**Task:**
Find the lines in the records that carry the word "Start". Copy each one.

**Dataset content:**

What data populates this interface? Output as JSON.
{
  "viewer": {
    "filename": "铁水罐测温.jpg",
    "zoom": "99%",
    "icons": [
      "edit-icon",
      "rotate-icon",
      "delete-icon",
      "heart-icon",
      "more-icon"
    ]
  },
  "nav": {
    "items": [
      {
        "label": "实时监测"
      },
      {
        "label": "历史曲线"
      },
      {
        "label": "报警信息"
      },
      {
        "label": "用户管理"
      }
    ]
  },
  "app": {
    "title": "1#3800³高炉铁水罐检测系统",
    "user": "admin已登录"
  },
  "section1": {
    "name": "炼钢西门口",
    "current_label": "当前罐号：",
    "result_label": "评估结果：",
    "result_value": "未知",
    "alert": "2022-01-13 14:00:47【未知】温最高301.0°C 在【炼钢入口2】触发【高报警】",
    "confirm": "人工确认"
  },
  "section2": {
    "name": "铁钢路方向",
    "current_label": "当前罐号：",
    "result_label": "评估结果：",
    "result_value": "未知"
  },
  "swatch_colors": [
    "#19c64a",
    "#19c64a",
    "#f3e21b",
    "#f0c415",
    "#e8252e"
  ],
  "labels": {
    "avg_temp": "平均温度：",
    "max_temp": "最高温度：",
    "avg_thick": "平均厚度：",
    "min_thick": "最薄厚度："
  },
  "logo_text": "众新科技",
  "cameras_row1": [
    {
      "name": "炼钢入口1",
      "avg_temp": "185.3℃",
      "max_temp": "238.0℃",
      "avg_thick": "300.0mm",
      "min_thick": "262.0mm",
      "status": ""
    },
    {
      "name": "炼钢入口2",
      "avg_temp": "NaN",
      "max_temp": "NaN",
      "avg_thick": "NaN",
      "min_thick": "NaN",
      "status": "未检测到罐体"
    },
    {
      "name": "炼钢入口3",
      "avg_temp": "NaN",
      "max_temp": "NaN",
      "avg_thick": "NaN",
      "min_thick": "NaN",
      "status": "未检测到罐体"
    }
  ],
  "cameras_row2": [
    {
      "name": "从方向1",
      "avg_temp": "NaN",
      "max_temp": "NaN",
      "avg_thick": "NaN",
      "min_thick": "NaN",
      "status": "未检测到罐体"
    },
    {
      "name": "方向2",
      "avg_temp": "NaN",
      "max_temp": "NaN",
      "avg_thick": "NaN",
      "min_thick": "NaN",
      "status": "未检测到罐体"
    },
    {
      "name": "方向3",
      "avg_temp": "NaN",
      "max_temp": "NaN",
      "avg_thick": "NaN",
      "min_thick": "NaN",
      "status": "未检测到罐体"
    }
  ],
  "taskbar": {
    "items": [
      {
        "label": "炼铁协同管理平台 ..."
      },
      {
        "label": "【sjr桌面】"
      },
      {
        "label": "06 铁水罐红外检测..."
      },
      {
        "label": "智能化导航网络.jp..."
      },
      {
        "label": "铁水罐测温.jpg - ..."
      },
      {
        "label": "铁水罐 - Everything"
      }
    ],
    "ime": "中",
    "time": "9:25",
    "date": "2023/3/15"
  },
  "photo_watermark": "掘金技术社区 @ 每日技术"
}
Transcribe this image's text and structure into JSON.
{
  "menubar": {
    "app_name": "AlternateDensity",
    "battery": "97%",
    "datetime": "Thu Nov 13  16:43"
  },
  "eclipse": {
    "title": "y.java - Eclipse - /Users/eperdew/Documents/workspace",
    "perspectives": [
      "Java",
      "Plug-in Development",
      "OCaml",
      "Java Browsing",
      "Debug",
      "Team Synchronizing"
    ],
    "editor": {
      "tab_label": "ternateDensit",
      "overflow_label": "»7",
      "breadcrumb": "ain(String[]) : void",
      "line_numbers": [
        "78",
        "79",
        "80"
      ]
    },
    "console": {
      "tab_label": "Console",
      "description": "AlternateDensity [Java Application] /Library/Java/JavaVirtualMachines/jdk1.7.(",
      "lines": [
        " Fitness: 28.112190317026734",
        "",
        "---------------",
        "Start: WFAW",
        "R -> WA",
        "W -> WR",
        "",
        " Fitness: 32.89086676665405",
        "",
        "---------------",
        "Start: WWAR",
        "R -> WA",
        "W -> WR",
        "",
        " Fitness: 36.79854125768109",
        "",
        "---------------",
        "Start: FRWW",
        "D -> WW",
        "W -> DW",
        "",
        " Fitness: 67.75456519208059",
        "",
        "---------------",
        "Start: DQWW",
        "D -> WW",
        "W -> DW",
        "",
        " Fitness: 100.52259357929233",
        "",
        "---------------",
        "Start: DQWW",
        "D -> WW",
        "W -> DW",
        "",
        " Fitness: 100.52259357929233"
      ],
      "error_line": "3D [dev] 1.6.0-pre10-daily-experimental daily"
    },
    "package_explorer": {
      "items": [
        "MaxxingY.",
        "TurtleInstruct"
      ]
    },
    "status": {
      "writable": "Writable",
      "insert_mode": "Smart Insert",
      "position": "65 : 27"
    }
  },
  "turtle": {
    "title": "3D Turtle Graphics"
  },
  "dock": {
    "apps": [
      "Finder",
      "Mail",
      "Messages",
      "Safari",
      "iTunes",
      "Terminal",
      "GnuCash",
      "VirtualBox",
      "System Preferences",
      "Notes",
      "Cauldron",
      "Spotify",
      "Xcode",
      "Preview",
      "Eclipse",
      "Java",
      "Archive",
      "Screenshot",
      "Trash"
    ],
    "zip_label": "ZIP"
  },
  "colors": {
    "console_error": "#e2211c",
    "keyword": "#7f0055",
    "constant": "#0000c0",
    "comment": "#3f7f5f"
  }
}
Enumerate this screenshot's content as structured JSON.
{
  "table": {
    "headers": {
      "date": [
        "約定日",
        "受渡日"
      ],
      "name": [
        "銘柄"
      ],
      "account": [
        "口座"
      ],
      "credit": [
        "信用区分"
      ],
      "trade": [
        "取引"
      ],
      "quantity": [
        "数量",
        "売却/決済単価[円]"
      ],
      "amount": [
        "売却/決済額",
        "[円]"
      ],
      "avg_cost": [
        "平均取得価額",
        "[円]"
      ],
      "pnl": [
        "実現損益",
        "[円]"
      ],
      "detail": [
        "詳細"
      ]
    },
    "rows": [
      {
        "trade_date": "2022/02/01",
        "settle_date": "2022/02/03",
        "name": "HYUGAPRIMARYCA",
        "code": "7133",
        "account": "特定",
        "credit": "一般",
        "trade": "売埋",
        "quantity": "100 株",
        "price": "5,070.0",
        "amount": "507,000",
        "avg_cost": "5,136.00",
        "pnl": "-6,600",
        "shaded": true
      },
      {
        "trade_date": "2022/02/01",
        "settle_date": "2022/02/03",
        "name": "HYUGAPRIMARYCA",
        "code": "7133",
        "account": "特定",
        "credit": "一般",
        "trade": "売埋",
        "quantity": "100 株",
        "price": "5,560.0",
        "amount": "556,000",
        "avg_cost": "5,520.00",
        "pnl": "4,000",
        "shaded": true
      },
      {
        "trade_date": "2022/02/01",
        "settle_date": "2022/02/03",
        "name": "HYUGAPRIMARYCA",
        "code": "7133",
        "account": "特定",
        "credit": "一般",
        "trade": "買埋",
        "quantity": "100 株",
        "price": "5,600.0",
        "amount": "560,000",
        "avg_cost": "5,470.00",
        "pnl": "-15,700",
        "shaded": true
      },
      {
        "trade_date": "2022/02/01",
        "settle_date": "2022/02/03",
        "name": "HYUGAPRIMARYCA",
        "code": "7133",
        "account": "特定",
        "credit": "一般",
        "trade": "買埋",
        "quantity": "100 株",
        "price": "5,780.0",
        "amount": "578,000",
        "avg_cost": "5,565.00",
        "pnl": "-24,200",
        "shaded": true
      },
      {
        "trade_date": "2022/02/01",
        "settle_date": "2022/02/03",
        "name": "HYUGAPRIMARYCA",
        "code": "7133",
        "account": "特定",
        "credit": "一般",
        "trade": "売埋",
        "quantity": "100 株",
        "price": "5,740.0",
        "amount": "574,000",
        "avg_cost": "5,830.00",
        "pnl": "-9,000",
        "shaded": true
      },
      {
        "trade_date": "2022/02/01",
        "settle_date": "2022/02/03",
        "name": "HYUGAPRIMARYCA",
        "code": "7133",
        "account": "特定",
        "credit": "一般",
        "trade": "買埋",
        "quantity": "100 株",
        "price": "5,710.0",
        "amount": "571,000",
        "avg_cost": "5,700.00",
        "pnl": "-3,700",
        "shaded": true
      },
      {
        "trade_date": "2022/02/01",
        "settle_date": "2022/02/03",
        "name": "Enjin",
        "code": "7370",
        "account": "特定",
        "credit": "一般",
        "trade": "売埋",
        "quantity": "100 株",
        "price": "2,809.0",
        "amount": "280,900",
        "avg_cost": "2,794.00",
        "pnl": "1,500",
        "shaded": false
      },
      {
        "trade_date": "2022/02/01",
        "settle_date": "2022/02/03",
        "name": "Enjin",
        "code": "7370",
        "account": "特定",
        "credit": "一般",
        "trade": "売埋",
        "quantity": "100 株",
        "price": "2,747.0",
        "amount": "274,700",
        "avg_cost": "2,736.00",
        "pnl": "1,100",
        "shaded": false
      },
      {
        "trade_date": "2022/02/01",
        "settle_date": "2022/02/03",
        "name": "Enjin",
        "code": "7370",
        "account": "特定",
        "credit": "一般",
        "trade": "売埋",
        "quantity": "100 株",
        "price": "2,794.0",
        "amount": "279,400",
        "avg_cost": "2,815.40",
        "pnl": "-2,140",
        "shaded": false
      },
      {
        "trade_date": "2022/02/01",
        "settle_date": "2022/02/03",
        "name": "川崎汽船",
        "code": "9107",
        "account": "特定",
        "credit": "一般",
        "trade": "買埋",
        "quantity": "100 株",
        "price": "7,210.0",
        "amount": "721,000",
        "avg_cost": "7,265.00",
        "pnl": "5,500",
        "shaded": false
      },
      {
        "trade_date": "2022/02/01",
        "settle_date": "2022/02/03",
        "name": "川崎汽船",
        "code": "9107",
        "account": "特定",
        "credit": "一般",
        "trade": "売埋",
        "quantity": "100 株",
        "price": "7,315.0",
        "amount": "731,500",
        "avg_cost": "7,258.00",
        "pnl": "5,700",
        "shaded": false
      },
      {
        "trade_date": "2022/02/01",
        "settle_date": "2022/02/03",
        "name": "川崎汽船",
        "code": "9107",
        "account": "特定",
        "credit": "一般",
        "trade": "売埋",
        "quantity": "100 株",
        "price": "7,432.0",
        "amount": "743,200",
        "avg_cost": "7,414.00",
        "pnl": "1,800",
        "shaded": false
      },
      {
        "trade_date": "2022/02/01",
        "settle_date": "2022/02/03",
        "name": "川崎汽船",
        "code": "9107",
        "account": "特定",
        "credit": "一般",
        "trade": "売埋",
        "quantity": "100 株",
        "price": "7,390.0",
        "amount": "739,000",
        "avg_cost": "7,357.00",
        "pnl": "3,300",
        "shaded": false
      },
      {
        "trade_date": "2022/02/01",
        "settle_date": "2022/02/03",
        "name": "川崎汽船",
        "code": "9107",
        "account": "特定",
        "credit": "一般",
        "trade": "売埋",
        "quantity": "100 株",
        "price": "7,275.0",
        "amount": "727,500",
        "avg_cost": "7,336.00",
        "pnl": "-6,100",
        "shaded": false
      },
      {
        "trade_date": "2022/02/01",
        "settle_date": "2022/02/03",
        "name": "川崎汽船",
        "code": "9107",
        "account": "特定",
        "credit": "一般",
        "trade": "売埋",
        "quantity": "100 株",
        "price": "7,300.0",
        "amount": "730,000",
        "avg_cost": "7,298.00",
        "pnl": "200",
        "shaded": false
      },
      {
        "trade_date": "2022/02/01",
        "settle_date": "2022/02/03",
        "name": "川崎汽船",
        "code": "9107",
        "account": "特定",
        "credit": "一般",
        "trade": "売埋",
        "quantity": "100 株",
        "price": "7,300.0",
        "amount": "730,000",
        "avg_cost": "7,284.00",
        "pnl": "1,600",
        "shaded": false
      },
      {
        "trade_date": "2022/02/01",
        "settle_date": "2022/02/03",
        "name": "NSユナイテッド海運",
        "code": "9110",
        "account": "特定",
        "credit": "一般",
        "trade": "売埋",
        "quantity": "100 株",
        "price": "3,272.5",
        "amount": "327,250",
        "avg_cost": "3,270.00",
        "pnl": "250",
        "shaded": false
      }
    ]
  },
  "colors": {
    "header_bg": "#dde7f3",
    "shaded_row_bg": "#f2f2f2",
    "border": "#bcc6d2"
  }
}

**Answer box:**
        "Start: WFAW",
        "Start: WWAR",
        "Start: FRWW",
        "Start: DQWW",
        "Start: DQWW",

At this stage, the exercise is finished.